War criminals are, first and foremost, mass murderers and Bush's reprehensible actions have resulted in the deaths of not only close to 3,900 American men and women in uniform but also in thousands upon thousands of Iraqi and Afghan civilians.

His actions have killed more Americans than Osama bin Laden, damaged our relations with allies and destroyed our credibility at home and abroad.
He wants, more than anything, to invade Iran before his term is up. Even now, with his ludicrous claims of a nuclear threat from that nation destroyed by his own intelligence community, he sticks to his saber-rattling rhetoric.


Gerald said...


Gerald said...

NIEs:Waste of Time

Gerald said...

Is Hillary's Campaign Unraveling?

Hillary, don't give up your day job!

Gerald said...

Discuss this story Print This Post E-Mail This Article
Published on Thursday, December 6, 2007 by Agence France Presse

Two-Thirds of Israelis Oppose Attack on Iran: Poll

JERUSALEM - Two-thirds of Israelis oppose their country launching on its own a military attack against nuclear installations in arch-foe Iran, said a poll published on Thursday.

When asked “should Israel alone attack the Iranian nuclear installations,” 67.2 percent said no, while 20.9 percent said yes and 11.9 percent had no opinion, said the survey aired on public radio.
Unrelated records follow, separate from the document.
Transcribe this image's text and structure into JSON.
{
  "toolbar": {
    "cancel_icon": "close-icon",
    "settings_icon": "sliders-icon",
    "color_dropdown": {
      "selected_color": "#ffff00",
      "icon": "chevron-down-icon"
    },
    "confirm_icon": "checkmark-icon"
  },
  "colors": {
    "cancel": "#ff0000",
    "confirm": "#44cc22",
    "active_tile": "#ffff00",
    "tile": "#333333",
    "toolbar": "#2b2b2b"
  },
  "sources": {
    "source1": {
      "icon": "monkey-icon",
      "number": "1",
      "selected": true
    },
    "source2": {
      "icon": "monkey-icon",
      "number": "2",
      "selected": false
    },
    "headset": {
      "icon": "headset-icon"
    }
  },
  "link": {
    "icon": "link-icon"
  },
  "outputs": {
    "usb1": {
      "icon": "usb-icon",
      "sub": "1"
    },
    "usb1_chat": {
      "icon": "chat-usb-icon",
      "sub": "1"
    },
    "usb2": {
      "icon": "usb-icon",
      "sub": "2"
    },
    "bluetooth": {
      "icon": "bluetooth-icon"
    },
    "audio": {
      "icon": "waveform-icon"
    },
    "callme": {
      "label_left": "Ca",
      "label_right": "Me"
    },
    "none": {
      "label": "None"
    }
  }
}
The poll questioned people after the publication of a bombshell intelligence report in the United States earlier in the week, which said Tehran had frozen its atomic weapons programme in 2003.

Israel has vowed to keep up its diplomatic offensive against Iran’s contested nuclear programme despite the report, saying it believes Tehran has probably restarted an atomic weapons programme.

Widely thought to be the Middle East’s sole if undeclared nuclear power, Israel considers Iran its top enemy following repeated statements by President Mahmoud Ahmadinejad for the Jewish state to be wiped off the map.

Thursday’s poll was carried out by Shivuk Panorama marketing group, questioning 562 people, and had a 4.5-percentage point margin of error.